Last week, I told you my top 5 tips for taking great photos. This week, I’m going to go into a bit more detail about how to get photos of items with plain white backgrounds.
Mastering ‘the white background’ is an easy way to get professional-looking project photos. This is how I take the photos of my stuffed animals for my website, skeins of yarn for my stash and small items that I’ve knitted/crocheted.
So, let’s see how to do it, step-by-step and without fancy equipment!
Step 1: Grab a piece of posterboard and find natural light
Last week, I showed you my setup: a piece of white posterboard taped to a box in front of a window:
The setup really is that easy!

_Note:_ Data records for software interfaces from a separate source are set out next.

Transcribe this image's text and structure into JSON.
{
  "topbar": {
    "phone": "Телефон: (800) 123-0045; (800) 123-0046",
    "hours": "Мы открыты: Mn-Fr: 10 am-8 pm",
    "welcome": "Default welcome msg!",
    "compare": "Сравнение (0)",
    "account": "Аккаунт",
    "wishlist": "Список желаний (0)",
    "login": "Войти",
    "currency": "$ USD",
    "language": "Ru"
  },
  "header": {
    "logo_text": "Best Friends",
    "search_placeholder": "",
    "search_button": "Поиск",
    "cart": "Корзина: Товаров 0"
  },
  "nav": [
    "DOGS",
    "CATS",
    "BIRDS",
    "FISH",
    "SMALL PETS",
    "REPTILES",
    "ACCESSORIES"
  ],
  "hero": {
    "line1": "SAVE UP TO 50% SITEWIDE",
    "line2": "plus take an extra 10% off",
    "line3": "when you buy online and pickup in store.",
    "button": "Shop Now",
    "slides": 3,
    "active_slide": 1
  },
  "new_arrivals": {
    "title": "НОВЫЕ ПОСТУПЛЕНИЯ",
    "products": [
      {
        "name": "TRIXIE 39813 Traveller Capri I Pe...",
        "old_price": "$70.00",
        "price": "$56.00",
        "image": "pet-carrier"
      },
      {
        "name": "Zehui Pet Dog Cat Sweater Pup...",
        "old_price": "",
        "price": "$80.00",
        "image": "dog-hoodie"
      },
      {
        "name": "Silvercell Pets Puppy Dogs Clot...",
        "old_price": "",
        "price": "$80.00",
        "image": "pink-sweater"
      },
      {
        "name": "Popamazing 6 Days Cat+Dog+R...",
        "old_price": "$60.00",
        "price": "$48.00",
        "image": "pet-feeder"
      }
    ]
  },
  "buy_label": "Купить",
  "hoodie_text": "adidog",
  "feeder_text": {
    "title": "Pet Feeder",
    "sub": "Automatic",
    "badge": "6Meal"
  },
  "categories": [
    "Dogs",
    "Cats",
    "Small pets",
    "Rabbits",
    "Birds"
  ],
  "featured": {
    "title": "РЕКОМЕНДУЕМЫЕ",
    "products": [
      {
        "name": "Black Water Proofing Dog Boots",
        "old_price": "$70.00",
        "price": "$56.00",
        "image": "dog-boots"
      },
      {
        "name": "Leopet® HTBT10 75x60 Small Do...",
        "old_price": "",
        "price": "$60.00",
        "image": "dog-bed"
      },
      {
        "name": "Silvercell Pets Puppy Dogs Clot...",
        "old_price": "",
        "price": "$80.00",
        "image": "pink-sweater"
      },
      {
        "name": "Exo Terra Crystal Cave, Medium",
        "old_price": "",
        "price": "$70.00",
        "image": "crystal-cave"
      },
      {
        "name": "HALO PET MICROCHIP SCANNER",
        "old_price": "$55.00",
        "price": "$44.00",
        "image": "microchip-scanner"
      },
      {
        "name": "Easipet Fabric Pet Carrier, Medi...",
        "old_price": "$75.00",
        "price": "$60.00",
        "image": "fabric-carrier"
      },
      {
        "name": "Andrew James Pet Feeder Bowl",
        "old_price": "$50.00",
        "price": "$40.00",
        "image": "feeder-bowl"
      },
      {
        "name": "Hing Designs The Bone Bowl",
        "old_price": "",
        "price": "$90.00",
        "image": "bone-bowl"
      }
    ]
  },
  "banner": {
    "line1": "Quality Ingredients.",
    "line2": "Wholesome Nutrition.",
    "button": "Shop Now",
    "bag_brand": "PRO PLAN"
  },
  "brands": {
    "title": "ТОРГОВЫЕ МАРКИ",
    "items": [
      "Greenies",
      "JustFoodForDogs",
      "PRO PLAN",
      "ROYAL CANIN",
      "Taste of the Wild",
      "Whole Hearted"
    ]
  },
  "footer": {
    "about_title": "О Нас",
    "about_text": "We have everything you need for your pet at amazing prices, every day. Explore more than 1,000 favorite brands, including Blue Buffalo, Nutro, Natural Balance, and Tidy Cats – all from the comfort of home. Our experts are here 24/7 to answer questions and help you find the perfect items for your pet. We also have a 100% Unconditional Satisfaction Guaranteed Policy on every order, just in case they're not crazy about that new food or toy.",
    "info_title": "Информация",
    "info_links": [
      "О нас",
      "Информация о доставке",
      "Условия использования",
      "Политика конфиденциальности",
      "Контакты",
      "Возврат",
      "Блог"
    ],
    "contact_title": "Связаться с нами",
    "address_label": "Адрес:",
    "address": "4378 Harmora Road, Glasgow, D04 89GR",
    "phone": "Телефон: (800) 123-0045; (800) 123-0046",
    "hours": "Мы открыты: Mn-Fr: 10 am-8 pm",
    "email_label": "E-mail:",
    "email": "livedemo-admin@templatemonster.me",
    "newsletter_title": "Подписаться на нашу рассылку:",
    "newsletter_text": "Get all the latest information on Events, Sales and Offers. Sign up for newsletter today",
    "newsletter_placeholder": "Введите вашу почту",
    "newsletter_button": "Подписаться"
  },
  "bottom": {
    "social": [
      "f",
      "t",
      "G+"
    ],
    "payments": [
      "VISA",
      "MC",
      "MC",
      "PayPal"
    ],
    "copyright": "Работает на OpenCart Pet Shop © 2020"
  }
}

What if you can’t find natural light? I’ve found this great tutorial on how to build a light box for $10, which might work for you. I’ve tried it, and while the box is easy to make, the lights that you need to cast a natural-colored light are pricey. If you use plain desk-lamps, you tend to get a yellowish tinge to your photos. So, trust me when I say it really is easiest to use a window- even if it means you need to take all of your photos at 1pm on the weekends.
Step 2: Use the Macro setting
We’ve all seen out-of-focus pictures like this:
Eep! What a disaster! Do I need a better camera? No!
I’m a big believer that you don’t need a fancy camera to take decent photos… you just need to read the instruction manual and know how to use the features that you have. Every digital camera has a ‘macro mode’ (with an icon that looks like a flower), and that’s all you need to get the photo in focus:
Isn’t that much better? You’ll want to use macro mode to focus on items that are close to the camera. No fancy camera needed.
The photo is still a little dark, though…
Step 3: Fix your exposure
Notice how the previous picture, while in focus, is a little dark? You need to increase the exposure (light) level. There’s two ways to do this.
Change the exposure settings on your camera. Most basic digital cameras do this… just read your manual! Here, I took the same photo with a higher exposure on my camera:
Edit the photo to change the exposure settings. Let’s say you’ve already taken the photo… you can also change the exposure in software like Photoshop or PicMonkey (which is free!). Here, I changed the exposure by photo-editing:
As you can see, both of these techniques get pretty similar results, and make a big difference!
Step 4: Crop or paint corners
Cameras, because of the curve of the lens, tend to leave photos with some darkness in the corner. For a totally white background, you’ll want to either crop the photo (cutting the corners out altogether), or use photo editing software to ‘highlight’ the corners and remove the darkness.
Here, I’ve cropped the photo:
And here, I’ve highlighted the corners:
Step 5: Show it off!
Look at your fabulous photo! Show it around, proudly!